Africa may not have the densest population; nonetheless, it is the continent with the most HIV-afflicted occupants. Lesotho, a small country in Africa, currently has the highest HIV prevalence in Africa and second in the world with 340,000 infected habitants. From mountain ranges to river valleys, the division of regions causes the country to face issues regarding giving access to healthcare in every village. Women experiencing exposure to HIV/AIDS in Lesotho, which endangers health and safety. Moreover, they can pass it on to their offspring while pregnant. Phelisanang Bophelong, a South African initiative, works in “improving young people’s access to HIV friendly services to engage in sexual health and working with prison inmates to ensure they have access to HIV prevention and care services.”
Healthcare in Lesotho
Lesotho, a developing nation in the south of Africa, has seen improvements in the health sector. Nonetheless, some civilians do not receive healthcare services. Rural areas are most affected because of the lack of infrastructure, such as roads between villages. The public sector has compromised to expand the healthcare sector to reach the rural population. Between the 2000s-2010, Lesotho reported having 62 nurses and five doctors per 100,000 habitants. In 2011, the government built new hospitals, and more doctors joined the workforce. Lesotho sees a bright future ahead of it with the support of NGOs like Phelisanang Bophelong and an emergency relief plan on behalf of the United States.
Rural Health Initiatives
HIV/AIDS in Lesotho has become an alarming problem, yet the government has relentlessly increased human resources. Other countries have contributed to emergency relief aid, such as the United States through UNAIDS, which aims to help test citizens and provide antiretroviral therapy. Currently, the mission has covered 81% of the communities across Lesotho.
In 2006, Lesotho’s government launched a healthcare program in rural areas that served 90,000 people. The Ministry of Health launched a new program that involves testing and counseling. It introduced mobile clinics to rural areas which have shown positive results.
Phelisanang Bophelong in Lesotho
In Lesotho, about 23.6% of people between the ages of 15 and 24 currently have HIV. A big problem in countries such as Lesotho is the lack of information about sexual health. Phelisanang Bophelong works to encourage young people to become aware of HIV and its effects. Phelisanang Bophelong is motivating the young population to prevent HIV. It is also incentivizing prison inmates to access care services to prevent the spread of HIV/AIDS. The NGO managed to diagnose and provide treatment to 200 people with HIV while raising awareness. It has also helped 6,113 young individuals reach out to healthcare services.
While there is always room for improvement, the situation surrounding HIV/AIDS in Lesotho has exponentially improved. NGOs such as Phelisanang Bophelong have promoted sexual health in young adults. This incentive has led to millions of citizens receiving testing for HIV/AIDS while preventing the expansion of it in the country.

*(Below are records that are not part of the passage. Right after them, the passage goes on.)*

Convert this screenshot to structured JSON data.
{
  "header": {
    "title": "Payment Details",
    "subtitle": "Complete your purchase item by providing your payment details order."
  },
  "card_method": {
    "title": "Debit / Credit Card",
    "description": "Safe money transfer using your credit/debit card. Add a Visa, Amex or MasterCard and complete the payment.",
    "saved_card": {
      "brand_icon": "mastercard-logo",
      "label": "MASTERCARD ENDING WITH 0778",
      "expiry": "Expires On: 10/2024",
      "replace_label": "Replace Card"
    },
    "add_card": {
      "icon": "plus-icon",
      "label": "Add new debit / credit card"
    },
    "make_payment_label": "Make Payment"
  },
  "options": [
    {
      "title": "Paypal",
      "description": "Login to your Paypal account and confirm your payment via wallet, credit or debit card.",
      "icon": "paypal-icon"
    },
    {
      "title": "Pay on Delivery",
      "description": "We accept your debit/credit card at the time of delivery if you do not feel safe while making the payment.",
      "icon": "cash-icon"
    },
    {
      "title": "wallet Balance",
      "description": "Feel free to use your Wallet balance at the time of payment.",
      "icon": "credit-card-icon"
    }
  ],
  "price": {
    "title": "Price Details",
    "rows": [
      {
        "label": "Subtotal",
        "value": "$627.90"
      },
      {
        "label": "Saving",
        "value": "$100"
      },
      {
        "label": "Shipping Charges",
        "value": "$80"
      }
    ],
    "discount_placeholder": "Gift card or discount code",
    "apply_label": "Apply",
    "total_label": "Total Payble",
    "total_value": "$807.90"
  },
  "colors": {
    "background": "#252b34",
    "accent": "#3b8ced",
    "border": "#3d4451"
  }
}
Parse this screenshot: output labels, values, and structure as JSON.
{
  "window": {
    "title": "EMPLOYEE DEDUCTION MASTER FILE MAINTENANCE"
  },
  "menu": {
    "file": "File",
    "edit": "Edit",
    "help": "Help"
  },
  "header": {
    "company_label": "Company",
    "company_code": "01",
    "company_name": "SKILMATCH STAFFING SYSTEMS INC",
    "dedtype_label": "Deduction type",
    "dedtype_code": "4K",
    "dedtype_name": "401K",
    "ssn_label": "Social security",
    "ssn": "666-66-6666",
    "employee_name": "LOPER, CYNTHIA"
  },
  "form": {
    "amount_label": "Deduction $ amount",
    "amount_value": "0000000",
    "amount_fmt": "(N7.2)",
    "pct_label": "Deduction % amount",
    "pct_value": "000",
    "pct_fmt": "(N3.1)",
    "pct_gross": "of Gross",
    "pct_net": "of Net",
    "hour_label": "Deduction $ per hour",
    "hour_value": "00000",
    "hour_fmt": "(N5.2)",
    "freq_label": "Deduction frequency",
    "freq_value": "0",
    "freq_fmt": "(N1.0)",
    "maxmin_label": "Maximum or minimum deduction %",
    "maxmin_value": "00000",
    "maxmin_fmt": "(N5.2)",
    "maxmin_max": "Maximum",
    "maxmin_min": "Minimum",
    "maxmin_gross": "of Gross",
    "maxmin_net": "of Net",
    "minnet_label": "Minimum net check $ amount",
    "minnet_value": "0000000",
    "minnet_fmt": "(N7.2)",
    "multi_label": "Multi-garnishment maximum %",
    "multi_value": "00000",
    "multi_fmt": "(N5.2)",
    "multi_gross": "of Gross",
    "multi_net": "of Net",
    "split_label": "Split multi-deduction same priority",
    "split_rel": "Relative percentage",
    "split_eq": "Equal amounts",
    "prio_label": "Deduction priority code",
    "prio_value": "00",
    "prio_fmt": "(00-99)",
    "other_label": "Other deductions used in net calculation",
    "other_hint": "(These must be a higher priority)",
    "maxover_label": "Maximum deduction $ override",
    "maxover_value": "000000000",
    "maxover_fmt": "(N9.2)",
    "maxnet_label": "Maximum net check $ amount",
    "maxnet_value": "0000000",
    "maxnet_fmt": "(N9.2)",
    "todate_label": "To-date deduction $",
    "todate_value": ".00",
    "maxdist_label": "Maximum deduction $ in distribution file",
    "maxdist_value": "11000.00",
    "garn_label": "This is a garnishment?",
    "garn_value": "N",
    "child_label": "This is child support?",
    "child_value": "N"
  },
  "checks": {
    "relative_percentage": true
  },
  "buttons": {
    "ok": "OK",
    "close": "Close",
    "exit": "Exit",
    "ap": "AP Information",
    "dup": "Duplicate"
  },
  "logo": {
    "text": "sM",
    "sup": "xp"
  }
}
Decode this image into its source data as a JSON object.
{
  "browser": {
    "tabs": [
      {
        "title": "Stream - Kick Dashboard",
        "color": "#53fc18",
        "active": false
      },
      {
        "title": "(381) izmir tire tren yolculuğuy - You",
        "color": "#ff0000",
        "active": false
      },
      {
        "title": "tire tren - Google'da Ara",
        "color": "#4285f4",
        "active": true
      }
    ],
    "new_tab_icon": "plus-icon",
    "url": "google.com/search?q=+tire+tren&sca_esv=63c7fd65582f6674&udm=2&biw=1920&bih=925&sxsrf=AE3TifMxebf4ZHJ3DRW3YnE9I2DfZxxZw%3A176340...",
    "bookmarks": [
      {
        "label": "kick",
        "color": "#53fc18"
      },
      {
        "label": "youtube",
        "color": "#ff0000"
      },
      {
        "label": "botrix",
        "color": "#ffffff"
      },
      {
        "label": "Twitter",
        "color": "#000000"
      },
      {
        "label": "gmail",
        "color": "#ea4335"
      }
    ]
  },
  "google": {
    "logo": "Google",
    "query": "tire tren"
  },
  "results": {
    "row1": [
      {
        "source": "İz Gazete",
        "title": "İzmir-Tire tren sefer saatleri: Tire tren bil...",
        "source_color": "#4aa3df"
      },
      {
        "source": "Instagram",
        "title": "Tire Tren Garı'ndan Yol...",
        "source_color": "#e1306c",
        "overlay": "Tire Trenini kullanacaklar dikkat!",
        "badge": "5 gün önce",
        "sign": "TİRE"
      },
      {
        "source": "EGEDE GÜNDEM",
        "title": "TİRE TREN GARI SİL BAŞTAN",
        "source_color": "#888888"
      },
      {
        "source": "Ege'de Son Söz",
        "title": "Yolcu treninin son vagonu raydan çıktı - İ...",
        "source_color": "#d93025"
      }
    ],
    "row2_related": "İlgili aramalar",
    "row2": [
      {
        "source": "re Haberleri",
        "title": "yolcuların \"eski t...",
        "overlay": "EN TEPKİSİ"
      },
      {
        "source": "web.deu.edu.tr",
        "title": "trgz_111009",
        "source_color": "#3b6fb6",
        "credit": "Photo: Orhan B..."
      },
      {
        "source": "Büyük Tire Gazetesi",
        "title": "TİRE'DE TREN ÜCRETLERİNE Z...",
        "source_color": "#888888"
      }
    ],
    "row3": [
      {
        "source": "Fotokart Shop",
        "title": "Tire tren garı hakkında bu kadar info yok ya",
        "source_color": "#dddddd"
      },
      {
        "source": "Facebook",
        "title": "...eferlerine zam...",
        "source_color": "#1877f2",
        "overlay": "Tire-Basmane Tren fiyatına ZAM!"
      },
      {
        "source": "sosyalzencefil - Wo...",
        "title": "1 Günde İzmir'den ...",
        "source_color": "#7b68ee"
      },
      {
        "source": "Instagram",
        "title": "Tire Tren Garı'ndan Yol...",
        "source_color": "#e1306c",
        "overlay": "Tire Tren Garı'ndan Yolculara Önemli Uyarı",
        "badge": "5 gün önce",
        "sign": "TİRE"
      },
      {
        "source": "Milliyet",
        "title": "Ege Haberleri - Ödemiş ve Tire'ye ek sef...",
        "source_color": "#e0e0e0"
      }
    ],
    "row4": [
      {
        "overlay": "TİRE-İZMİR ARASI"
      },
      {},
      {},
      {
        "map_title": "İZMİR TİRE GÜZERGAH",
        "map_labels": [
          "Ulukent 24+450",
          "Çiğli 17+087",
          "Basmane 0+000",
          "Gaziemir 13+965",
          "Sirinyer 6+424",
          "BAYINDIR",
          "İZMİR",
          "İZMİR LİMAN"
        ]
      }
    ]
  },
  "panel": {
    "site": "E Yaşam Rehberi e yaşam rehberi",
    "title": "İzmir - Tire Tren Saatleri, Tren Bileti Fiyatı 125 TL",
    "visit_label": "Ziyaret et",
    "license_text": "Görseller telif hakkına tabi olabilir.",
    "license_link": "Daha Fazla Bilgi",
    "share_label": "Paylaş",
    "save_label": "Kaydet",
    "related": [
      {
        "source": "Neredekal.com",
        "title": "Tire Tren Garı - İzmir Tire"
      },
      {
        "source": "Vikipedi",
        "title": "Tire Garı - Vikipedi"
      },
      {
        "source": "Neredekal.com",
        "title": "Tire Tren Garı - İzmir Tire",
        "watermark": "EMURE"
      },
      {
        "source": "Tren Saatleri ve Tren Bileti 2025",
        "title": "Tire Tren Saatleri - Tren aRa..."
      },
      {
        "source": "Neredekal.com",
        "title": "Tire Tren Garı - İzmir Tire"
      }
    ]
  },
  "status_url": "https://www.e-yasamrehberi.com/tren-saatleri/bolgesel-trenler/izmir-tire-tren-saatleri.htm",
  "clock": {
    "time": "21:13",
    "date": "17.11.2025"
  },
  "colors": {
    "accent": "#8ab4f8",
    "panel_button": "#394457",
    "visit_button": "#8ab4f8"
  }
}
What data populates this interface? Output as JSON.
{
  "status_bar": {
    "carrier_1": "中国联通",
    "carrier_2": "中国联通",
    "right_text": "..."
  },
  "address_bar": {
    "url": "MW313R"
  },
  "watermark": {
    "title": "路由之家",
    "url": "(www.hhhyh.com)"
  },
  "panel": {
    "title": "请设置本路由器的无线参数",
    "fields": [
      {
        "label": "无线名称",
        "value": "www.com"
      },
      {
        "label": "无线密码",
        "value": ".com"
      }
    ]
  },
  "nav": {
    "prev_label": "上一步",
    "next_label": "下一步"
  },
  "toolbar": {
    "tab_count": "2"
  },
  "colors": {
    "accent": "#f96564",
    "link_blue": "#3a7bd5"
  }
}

Meanwhile, relief aid from the United States has prevented illnesses, malnutrition and death in Lesotho. Additionally, the implementation of mobile clinics has given people medical access in harder-to-reach areas.
– Ainara Ruano